#### [WHAT YOU SHOULD DO]
The data below should be copied over with complete accuracy.

----- SUPPLIED DATA

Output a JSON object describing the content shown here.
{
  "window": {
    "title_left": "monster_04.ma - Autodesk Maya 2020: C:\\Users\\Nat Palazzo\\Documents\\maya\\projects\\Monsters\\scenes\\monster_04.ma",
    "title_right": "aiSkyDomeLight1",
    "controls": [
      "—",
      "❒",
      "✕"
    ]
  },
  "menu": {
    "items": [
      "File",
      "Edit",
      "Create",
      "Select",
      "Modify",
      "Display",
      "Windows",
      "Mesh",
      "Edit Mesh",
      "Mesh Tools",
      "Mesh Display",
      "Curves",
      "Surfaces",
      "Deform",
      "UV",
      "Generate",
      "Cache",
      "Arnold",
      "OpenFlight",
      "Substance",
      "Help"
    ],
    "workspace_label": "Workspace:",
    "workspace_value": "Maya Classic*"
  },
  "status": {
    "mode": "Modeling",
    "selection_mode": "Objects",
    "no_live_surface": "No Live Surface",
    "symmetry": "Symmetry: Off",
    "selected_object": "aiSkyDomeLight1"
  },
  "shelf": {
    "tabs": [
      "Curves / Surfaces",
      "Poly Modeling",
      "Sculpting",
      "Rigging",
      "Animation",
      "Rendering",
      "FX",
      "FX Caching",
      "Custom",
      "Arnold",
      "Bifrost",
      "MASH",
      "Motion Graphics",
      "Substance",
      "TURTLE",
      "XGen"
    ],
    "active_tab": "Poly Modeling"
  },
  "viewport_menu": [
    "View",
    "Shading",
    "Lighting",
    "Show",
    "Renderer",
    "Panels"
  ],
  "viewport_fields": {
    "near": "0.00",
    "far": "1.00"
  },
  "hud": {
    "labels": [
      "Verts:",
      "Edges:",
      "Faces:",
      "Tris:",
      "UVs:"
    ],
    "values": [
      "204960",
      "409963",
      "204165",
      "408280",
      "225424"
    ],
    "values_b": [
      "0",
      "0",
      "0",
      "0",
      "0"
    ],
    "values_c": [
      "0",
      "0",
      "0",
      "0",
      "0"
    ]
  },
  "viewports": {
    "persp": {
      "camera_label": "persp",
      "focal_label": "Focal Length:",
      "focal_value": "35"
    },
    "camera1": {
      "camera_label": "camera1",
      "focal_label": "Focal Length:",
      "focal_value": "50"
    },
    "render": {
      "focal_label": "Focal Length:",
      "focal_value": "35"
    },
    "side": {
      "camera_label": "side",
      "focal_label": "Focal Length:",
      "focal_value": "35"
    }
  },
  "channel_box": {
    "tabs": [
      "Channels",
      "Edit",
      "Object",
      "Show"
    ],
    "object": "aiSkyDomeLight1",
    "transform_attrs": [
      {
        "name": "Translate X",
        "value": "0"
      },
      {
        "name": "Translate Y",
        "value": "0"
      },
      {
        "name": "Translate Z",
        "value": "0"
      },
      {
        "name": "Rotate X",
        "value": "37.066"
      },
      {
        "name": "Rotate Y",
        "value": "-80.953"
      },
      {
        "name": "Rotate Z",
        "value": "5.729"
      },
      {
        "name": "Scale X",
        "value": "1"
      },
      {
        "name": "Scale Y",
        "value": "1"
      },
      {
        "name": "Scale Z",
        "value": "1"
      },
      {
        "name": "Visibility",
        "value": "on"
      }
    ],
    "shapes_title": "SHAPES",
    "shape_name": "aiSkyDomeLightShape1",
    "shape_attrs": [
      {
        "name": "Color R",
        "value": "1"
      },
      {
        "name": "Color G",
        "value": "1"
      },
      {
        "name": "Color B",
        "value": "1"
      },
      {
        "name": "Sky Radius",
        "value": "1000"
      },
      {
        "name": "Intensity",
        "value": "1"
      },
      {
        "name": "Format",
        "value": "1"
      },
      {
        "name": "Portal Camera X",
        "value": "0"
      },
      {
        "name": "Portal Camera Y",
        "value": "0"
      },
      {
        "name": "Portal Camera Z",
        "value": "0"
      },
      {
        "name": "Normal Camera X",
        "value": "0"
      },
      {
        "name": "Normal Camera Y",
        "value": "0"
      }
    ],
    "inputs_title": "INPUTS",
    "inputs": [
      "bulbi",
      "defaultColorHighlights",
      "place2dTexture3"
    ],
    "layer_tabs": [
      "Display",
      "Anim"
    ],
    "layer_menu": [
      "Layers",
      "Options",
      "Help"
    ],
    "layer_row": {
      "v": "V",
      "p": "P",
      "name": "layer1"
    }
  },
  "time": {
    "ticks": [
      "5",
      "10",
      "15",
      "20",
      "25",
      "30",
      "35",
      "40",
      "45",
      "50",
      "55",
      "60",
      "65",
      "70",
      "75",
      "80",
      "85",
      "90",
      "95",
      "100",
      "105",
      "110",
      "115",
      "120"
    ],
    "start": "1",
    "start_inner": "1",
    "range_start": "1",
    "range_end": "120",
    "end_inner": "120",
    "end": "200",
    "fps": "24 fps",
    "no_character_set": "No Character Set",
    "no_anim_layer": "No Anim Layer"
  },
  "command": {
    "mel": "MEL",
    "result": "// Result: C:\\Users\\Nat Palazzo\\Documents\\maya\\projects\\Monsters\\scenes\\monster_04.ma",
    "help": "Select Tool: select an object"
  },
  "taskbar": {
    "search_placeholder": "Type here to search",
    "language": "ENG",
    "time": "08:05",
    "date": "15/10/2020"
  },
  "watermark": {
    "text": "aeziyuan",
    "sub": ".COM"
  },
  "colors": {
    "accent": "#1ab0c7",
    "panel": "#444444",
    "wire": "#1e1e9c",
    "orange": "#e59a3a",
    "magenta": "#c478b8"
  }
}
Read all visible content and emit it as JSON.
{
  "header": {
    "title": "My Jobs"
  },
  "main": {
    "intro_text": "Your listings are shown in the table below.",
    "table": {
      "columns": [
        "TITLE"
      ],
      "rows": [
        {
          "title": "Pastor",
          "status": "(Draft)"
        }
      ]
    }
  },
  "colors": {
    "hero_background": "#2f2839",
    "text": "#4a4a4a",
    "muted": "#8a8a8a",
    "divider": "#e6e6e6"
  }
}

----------

#### [TASK RESULT]
Output a JSON object describing the content shown here.
{
  "window": {
    "title_left": "monster_04.ma - Autodesk Maya 2020: C:\\Users\\Nat Palazzo\\Documents\\maya\\projects\\Monsters\\scenes\\monster_04.ma",
    "title_right": "aiSkyDomeLight1",
    "controls": [
      "—",
      "❒",
      "✕"
    ]
  },
  "menu": {
    "items": [
      "File",
      "Edit",
      "Create",
      "Select",
      "Modify",
      "Display",
      "Windows",
      "Mesh",
      "Edit Mesh",
      "Mesh Tools",
      "Mesh Display",
      "Curves",
      "Surfaces",
      "Deform",
      "UV",
      "Generate",
      "Cache",
      "Arnold",
      "OpenFlight",
      "Substance",
      "Help"
    ],
    "workspace_label": "Workspace:",
    "workspace_value": "Maya Classic*"
  },
  "status": {
    "mode": "Modeling",
    "selection_mode": "Objects",
    "no_live_surface": "No Live Surface",
    "symmetry": "Symmetry: Off",
    "selected_object": "aiSkyDomeLight1"
  },
  "shelf": {
    "tabs": [
      "Curves / Surfaces",
      "Poly Modeling",
      "Sculpting",
      "Rigging",
      "Animation",
      "Rendering",
      "FX",
      "FX Caching",
      "Custom",
      "Arnold",
      "Bifrost",
      "MASH",
      "Motion Graphics",
      "Substance",
      "TURTLE",
      "XGen"
    ],
    "active_tab": "Poly Modeling"
  },
  "viewport_menu": [
    "View",
    "Shading",
    "Lighting",
    "Show",
    "Renderer",
    "Panels"
  ],
  "viewport_fields": {
    "near": "0.00",
    "far": "1.00"
  },
  "hud": {
    "labels": [
      "Verts:",
      "Edges:",
      "Faces:",
      "Tris:",
      "UVs:"
    ],
    "values": [
      "204960",
      "409963",
      "204165",
      "408280",
      "225424"
    ],
    "values_b": [
      "0",
      "0",
      "0",
      "0",
      "0"
    ],
    "values_c": [
      "0",
      "0",
      "0",
      "0",
      "0"
    ]
  },
  "viewports": {
    "persp": {
      "camera_label": "persp",
      "focal_label": "Focal Length:",
      "focal_value": "35"
    },
    "camera1": {
      "camera_label": "camera1",
      "focal_label": "Focal Length:",
      "focal_value": "50"
    },
    "render": {
      "focal_label": "Focal Length:",
      "focal_value": "35"
    },
    "side": {
      "camera_label": "side",
      "focal_label": "Focal Length:",
      "focal_value": "35"
    }
  },
  "channel_box": {
    "tabs": [
      "Channels",
      "Edit",
      "Object",
      "Show"
    ],
    "object": "aiSkyDomeLight1",
    "transform_attrs": [
      {
        "name": "Translate X",
        "value": "0"
      },
      {
        "name": "Translate Y",
        "value": "0"
      },
      {
        "name": "Translate Z",
        "value": "0"
      },
      {
        "name": "Rotate X",
        "value": "37.066"
      },
      {
        "name": "Rotate Y",
        "value": "-80.953"
      },
      {
        "name": "Rotate Z",
        "value": "5.729"
      },
      {
        "name": "Scale X",
        "value": "1"
      },
      {
        "name": "Scale Y",
        "value": "1"
      },
      {
        "name": "Scale Z",
        "value": "1"
      },
      {
        "name": "Visibility",
        "value": "on"
      }
    ],
    "shapes_title": "SHAPES",
    "shape_name": "aiSkyDomeLightShape1",
    "shape_attrs": [
      {
        "name": "Color R",
        "value": "1"
      },
      {
        "name": "Color G",
        "value": "1"
      },
      {
        "name": "Color B",
        "value": "1"
      },
      {
        "name": "Sky Radius",
        "value": "1000"
      },
      {
        "name": "Intensity",
        "value": "1"
      },
      {
        "name": "Format",
        "value": "1"
      },
      {
        "name": "Portal Camera X",
        "value": "0"
      },
      {
        "name": "Portal Camera Y",
        "value": "0"
      },
      {
        "name": "Portal Camera Z",
        "value": "0"
      },
      {
        "name": "Normal Camera X",
        "value": "0"
      },
      {
        "name": "Normal Camera Y",
        "value": "0"
      }
    ],
    "inputs_title": "INPUTS",
    "inputs": [
      "bulbi",
      "defaultColorHighlights",
      "place2dTexture3"
    ],
    "layer_tabs": [
      "Display",
      "Anim"
    ],
    "layer_menu": [
      "Layers",
      "Options",
      "Help"
    ],
    "layer_row": {
      "v": "V",
      "p": "P",
      "name": "layer1"
    }
  },
  "time": {
    "ticks": [
      "5",
      "10",
      "15",
      "20",
      "25",
      "30",
      "35",
      "40",
      "45",
      "50",
      "55",
      "60",
      "65",
      "70",
      "75",
      "80",
      "85",
      "90",
      "95",
      "100",
      "105",
      "110",
      "115",
      "120"
    ],
    "start": "1",
    "start_inner": "1",
    "range_start": "1",
    "range_end": "120",
    "end_inner": "120",
    "end": "200",
    "fps": "24 fps",
    "no_character_set": "No Character Set",
    "no_anim_layer": "No Anim Layer"
  },
  "command": {
    "mel": "MEL",
    "result": "// Result: C:\\Users\\Nat Palazzo\\Documents\\maya\\projects\\Monsters\\scenes\\monster_04.ma",
    "help": "Select Tool: select an object"
  },
  "taskbar": {
    "search_placeholder": "Type here to search",
    "language": "ENG",
    "time": "08:05",
    "date": "15/10/2020"
  },
  "watermark": {
    "text": "aeziyuan",
    "sub": ".COM"
  },
  "colors": {
    "accent": "#1ab0c7",
    "panel": "#444444",
    "wire": "#1e1e9c",
    "orange": "#e59a3a",
    "magenta": "#c478b8"
  }
}
Read all visible content and emit it as JSON.
{
  "header": {
    "title": "My Jobs"
  },
  "main": {
    "intro_text": "Your listings are shown in the table below.",
    "table": {
      "columns": [
        "TITLE"
      ],
      "rows": [
        {
          "title": "Pastor",
          "status": "(Draft)"
        }
      ]
    }
  },
  "colors": {
    "hero_background": "#2f2839",
    "text": "#4a4a4a",
    "muted": "#8a8a8a",
    "divider": "#e6e6e6"
  }
}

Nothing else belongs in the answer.